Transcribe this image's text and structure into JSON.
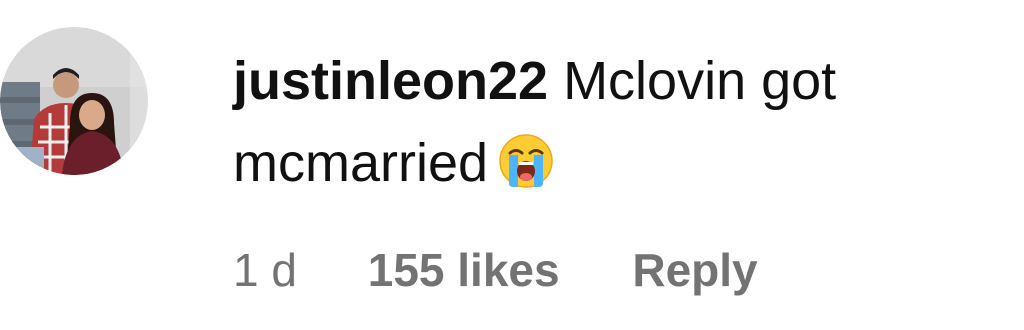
{
  "comment": {
    "username": "justinleon22",
    "text": "Mclovin got mcmarried",
    "emoji": "loudly-crying-face-emoji",
    "time": "1 d",
    "likes": "155 likes",
    "reply_label": "Reply"
  },
  "avatar": {
    "icon": "profile-photo-couple"
  },
  "colors": {
    "text": "#111111",
    "meta": "#737373",
    "background": "#ffffff"
  }
}
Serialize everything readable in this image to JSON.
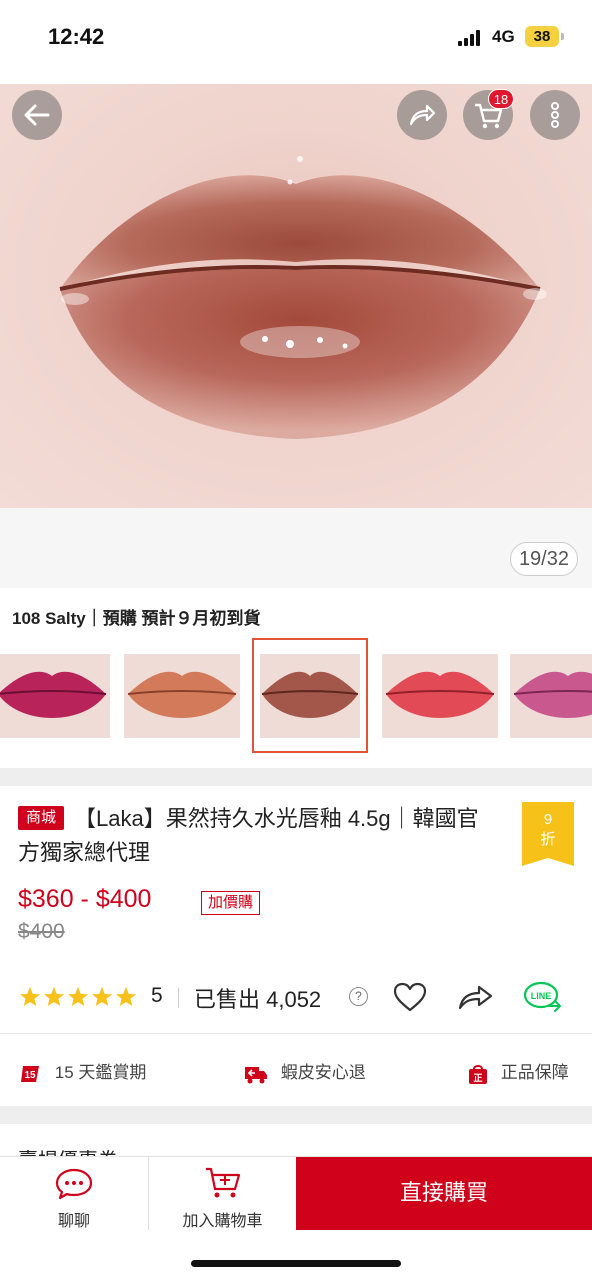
{
  "status_bar": {
    "time": "12:42",
    "network": "4G",
    "battery": "38"
  },
  "hero": {
    "cart_count": "18",
    "image_counter": "19/32"
  },
  "variant": {
    "title": "108 Salty｜預購 預計９月初到貨"
  },
  "product": {
    "mall_tag": "商城",
    "title": "【Laka】果然持久水光唇釉 4.5g｜韓國官方獨家總代理",
    "discount_num": "9",
    "discount_unit": "折",
    "price_range": "$360 - $400",
    "addon_tag": "加價購",
    "original_price": "$400",
    "rating": "5",
    "sold": "已售出 4,052",
    "help_mark": "?"
  },
  "guarantees": [
    {
      "label": "15 天鑑賞期",
      "icon": "fifteen-days-icon"
    },
    {
      "label": "蝦皮安心退",
      "icon": "return-truck-icon"
    },
    {
      "label": "正品保障",
      "icon": "authentic-bag-icon"
    }
  ],
  "promo": {
    "label": "賣場優惠券"
  },
  "bottom_bar": {
    "chat_label": "聊聊",
    "cart_label": "加入購物車",
    "buy_label": "直接購買"
  },
  "colors": {
    "brand_red": "#d0011b",
    "star": "#f6c21a",
    "badge_yellow": "#f6c21a",
    "line_green": "#06c755"
  }
}
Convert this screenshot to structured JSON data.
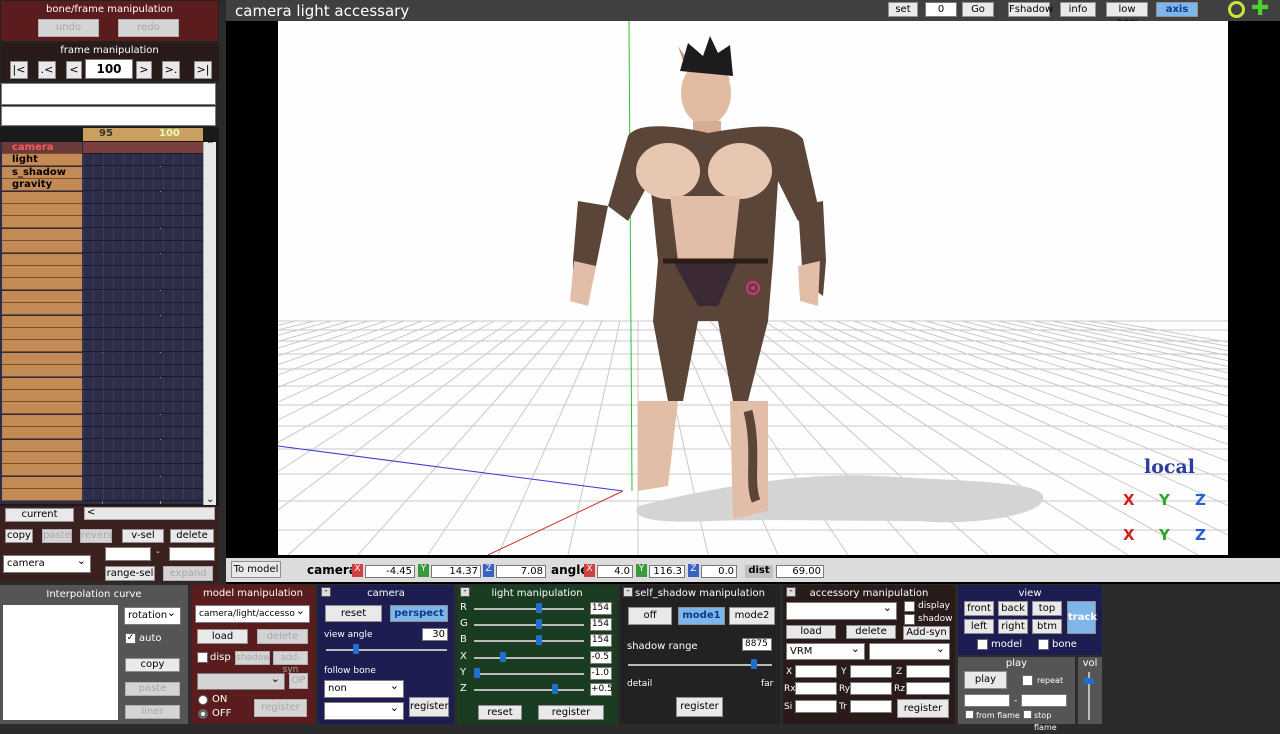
{
  "bone_frame": {
    "title": "bone/frame manipulation",
    "undo": "undo",
    "redo": "redo",
    "frame_title": "frame manipulation",
    "btn_first": "|<",
    "btn_prevkey": ".<",
    "btn_prev": "<",
    "frame": "100",
    "btn_next": ">",
    "btn_nextkey": ">.",
    "btn_last": ">|"
  },
  "timeline": {
    "tick_95": "95",
    "tick_100": "100",
    "rows": [
      "camera",
      "light",
      "s_shadow",
      "gravity"
    ],
    "current": "current",
    "copy": "copy",
    "paste": "paste",
    "revers": "revers",
    "vsel": "v-sel",
    "delete": "delete",
    "select": "camera",
    "range_dash": "-",
    "rangesel": "range-sel",
    "expand": "expand"
  },
  "viewport": {
    "title": "camera light accessary",
    "set": "set",
    "set_value": "0",
    "go": "Go",
    "fshadow": "Fshadow",
    "info": "info",
    "lowpow": "low pow",
    "axis": "axis",
    "local": "local",
    "gizmo_x": "X",
    "gizmo_y": "Y",
    "gizmo_z": "Z"
  },
  "status": {
    "to_model": "To model",
    "camera_label": "camera",
    "x": "X",
    "x_val": "-4.45",
    "y": "Y",
    "y_val": "14.37",
    "z": "Z",
    "z_val": "7.08",
    "angle_label": "angle",
    "ax_val": "4.0",
    "ay_val": "116.3",
    "az_val": "0.0",
    "dist_label": "dist",
    "dist_val": "69.00"
  },
  "interp": {
    "title": "Interpolation curve",
    "select": "rotation",
    "auto": "auto",
    "copy": "copy",
    "paste": "paste",
    "liner": "liner"
  },
  "model": {
    "title": "model manipulation",
    "select": "camera/light/accesso",
    "load": "load",
    "delete": "delete",
    "disp": "disp",
    "shadow": "shadow",
    "addsyn": "add-syn",
    "op": "OP",
    "on": "ON",
    "off": "OFF",
    "register": "register"
  },
  "camera": {
    "title": "camera",
    "reset": "reset",
    "perspect": "perspect",
    "view_angle": "view angle",
    "view_angle_val": "30",
    "follow_bone": "follow bone",
    "follow_sel": "non",
    "register": "register"
  },
  "light": {
    "title": "light manipulation",
    "r": "R",
    "g": "G",
    "b": "B",
    "x": "X",
    "y": "Y",
    "z": "Z",
    "r_val": "154",
    "g_val": "154",
    "b_val": "154",
    "x_val": "-0.5",
    "y_val": "-1.0",
    "z_val": "+0.5",
    "reset": "reset",
    "register": "register",
    "r_level": 0.6,
    "g_level": 0.6,
    "b_level": 0.6,
    "x_level": 0.25,
    "y_level": 0.0,
    "z_level": 0.75
  },
  "shadow": {
    "title": "self_shadow manipulation",
    "off": "off",
    "mode1": "mode1",
    "mode2": "mode2",
    "range": "shadow range",
    "range_val": "8875",
    "detail": "detail",
    "far": "far",
    "register": "register",
    "range_level": 0.89
  },
  "accessory": {
    "title": "accessory manipulation",
    "display": "display",
    "shadow": "shadow",
    "load": "load",
    "delete": "delete",
    "addsyn": "Add-syn",
    "vrm": "VRM",
    "x": "X",
    "y": "Y",
    "z": "Z",
    "rx": "Rx",
    "ry": "Ry",
    "rz": "Rz",
    "si": "Si",
    "tr": "Tr",
    "register": "register"
  },
  "view": {
    "title": "view",
    "front": "front",
    "back": "back",
    "top": "top",
    "left": "left",
    "right": "right",
    "btm": "btm",
    "track": "track",
    "model": "model",
    "bone": "bone"
  },
  "play": {
    "title": "play",
    "play": "play",
    "repeat": "repeat",
    "dash": "-",
    "from_frame": "from flame",
    "stop_frame": "stop flame"
  },
  "vol": {
    "title": "vol",
    "level": 0.85
  },
  "colors": {
    "accent": "#1e6fd0",
    "panel_red": "#5a1c1c",
    "panel_blue": "#1d1d52",
    "panel_green": "#1a3d22"
  }
}
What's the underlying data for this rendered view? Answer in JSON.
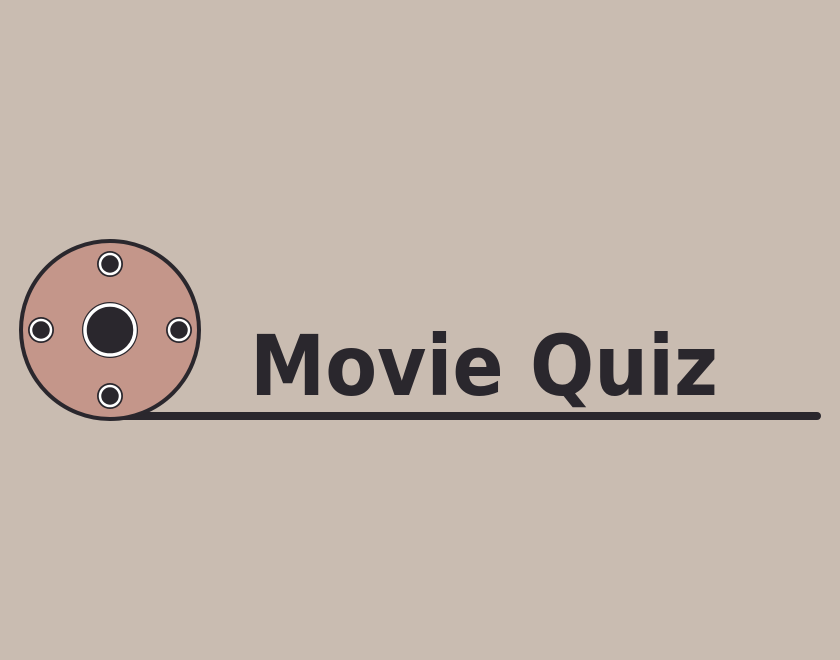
{
  "title": "Movie Quiz",
  "icon": "film-reel-icon",
  "colors": {
    "background": "#c9bcb1",
    "reel_fill": "#c4968a",
    "ink": "#2a272d",
    "highlight": "#ffffff"
  }
}
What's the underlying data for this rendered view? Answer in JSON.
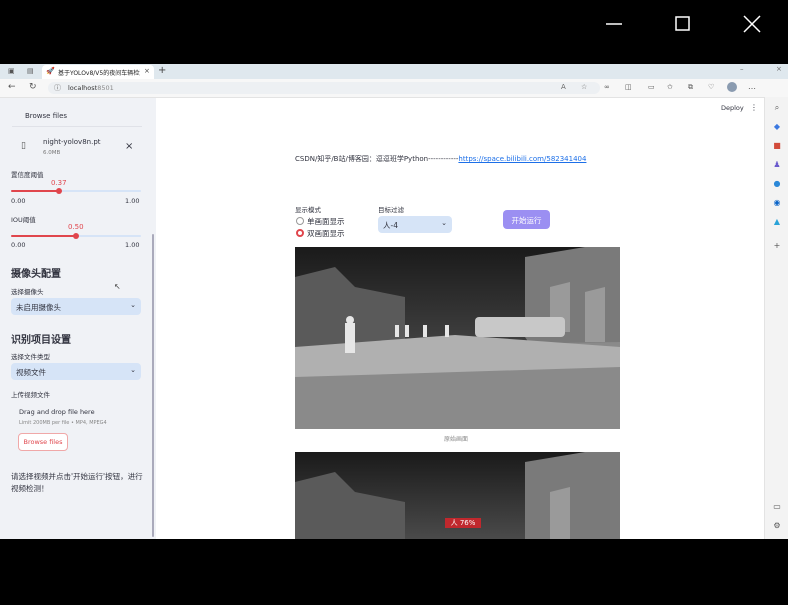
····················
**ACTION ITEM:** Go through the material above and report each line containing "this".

**ANSWER SECTION:**
Transcribe this image's text and structure into JSON.
Serialize everything readable in this image to JSON.
Convert this screenshot to structured JSON data.
What's the underlying data for this rendered view? Answer in JSON.
What's the underlying data for this rendered view? Answer in JSON.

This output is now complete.